=== Material provided ===

[Start of Attachment]

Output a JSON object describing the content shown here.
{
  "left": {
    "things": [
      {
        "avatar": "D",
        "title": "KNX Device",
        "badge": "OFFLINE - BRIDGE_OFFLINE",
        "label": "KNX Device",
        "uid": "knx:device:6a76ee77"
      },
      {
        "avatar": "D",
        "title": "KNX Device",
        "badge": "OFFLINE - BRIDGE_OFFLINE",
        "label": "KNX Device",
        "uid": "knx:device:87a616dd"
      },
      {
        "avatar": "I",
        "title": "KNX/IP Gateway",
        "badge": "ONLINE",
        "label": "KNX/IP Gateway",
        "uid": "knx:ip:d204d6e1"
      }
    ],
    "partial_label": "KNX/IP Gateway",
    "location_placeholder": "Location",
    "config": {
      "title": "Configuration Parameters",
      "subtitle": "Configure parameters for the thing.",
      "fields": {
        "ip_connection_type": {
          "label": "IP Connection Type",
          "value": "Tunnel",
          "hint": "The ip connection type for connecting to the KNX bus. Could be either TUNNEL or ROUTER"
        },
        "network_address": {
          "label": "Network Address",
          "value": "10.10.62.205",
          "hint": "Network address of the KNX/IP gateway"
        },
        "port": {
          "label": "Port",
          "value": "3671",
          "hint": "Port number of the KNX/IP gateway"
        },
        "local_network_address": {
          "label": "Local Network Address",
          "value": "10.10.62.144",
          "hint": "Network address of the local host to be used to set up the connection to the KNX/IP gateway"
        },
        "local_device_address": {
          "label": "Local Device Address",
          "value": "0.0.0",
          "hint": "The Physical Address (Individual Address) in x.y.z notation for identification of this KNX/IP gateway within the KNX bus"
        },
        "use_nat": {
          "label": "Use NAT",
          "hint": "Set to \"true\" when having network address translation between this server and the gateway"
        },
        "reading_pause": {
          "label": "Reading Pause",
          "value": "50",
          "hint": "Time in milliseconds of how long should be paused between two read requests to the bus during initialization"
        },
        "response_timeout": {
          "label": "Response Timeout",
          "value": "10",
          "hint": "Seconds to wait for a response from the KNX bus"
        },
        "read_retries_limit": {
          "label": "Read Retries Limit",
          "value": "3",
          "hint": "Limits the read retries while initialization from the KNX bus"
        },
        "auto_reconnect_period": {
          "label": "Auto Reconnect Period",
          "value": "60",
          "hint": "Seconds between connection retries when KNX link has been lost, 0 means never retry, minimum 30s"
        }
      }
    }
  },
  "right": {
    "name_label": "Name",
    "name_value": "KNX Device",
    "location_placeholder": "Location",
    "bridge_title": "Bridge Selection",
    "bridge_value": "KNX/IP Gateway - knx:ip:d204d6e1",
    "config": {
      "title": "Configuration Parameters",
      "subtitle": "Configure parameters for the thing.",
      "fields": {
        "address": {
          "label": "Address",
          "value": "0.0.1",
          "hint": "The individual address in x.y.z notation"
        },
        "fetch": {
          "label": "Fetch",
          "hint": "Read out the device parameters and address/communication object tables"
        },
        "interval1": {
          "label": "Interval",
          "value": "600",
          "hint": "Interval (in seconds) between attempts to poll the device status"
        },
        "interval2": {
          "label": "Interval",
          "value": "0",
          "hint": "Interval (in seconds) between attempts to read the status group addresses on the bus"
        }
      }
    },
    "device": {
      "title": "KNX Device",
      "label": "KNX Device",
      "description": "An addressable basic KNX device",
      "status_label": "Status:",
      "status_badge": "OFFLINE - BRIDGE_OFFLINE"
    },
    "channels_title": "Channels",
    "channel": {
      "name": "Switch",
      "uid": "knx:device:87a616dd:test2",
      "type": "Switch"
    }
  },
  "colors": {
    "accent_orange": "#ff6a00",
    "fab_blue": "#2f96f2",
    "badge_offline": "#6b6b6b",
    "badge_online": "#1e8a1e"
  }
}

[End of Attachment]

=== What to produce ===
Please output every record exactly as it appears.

=== Response area ===
Output a JSON object describing the content shown here.
{
  "left": {
    "things": [
      {
        "avatar": "D",
        "title": "KNX Device",
        "badge": "OFFLINE - BRIDGE_OFFLINE",
        "label": "KNX Device",
        "uid": "knx:device:6a76ee77"
      },
      {
        "avatar": "D",
        "title": "KNX Device",
        "badge": "OFFLINE - BRIDGE_OFFLINE",
        "label": "KNX Device",
        "uid": "knx:device:87a616dd"
      },
      {
        "avatar": "I",
        "title": "KNX/IP Gateway",
        "badge": "ONLINE",
        "label": "KNX/IP Gateway",
        "uid": "knx:ip:d204d6e1"
      }
    ],
    "partial_label": "KNX/IP Gateway",
    "location_placeholder": "Location",
    "config": {
      "title": "Configuration Parameters",
      "subtitle": "Configure parameters for the thing.",
      "fields": {
        "ip_connection_type": {
          "label": "IP Connection Type",
          "value": "Tunnel",
          "hint": "The ip connection type for connecting to the KNX bus. Could be either TUNNEL or ROUTER"
        },
        "network_address": {
          "label": "Network Address",
          "value": "10.10.62.205",
          "hint": "Network address of the KNX/IP gateway"
        },
        "port": {
          "label": "Port",
          "value": "3671",
          "hint": "Port number of the KNX/IP gateway"
        },
        "local_network_address": {
          "label": "Local Network Address",
          "value": "10.10.62.144",
          "hint": "Network address of the local host to be used to set up the connection to the KNX/IP gateway"
        },
        "local_device_address": {
          "label": "Local Device Address",
          "value": "0.0.0",
          "hint": "The Physical Address (Individual Address) in x.y.z notation for identification of this KNX/IP gateway within the KNX bus"
        },
        "use_nat": {
          "label": "Use NAT",
          "hint": "Set to \"true\" when having network address translation between this server and the gateway"
        },
        "reading_pause": {
          "label": "Reading Pause",
          "value": "50",
          "hint": "Time in milliseconds of how long should be paused between two read requests to the bus during initialization"
        },
        "response_timeout": {
          "label": "Response Timeout",
          "value": "10",
          "hint": "Seconds to wait for a response from the KNX bus"
        },
        "read_retries_limit": {
          "label": "Read Retries Limit",
          "value": "3",
          "hint": "Limits the read retries while initialization from the KNX bus"
        },
        "auto_reconnect_period": {
          "label": "Auto Reconnect Period",
          "value": "60",
          "hint": "Seconds between connection retries when KNX link has been lost, 0 means never retry, minimum 30s"
        }
      }
    }
  },
  "right": {
    "name_label": "Name",
    "name_value": "KNX Device",
    "location_placeholder": "Location",
    "bridge_title": "Bridge Selection",
    "bridge_value": "KNX/IP Gateway - knx:ip:d204d6e1",
    "config": {
      "title": "Configuration Parameters",
      "subtitle": "Configure parameters for the thing.",
      "fields": {
        "address": {
          "label": "Address",
          "value": "0.0.1",
          "hint": "The individual address in x.y.z notation"
        },
        "fetch": {
          "label": "Fetch",
          "hint": "Read out the device parameters and address/communication object tables"
        },
        "interval1": {
          "label": "Interval",
          "value": "600",
          "hint": "Interval (in seconds) between attempts to poll the device status"
        },
        "interval2": {
          "label": "Interval",
          "value": "0",
          "hint": "Interval (in seconds) between attempts to read the status group addresses on the bus"
        }
      }
    },
    "device": {
      "title": "KNX Device",
      "label": "KNX Device",
      "description": "An addressable basic KNX device",
      "status_label": "Status:",
      "status_badge": "OFFLINE - BRIDGE_OFFLINE"
    },
    "channels_title": "Channels",
    "channel": {
      "name": "Switch",
      "uid": "knx:device:87a616dd:test2",
      "type": "Switch"
    }
  },
  "colors": {
    "accent_orange": "#ff6a00",
    "fab_blue": "#2f96f2",
    "badge_offline": "#6b6b6b",
    "badge_online": "#1e8a1e"
  }
}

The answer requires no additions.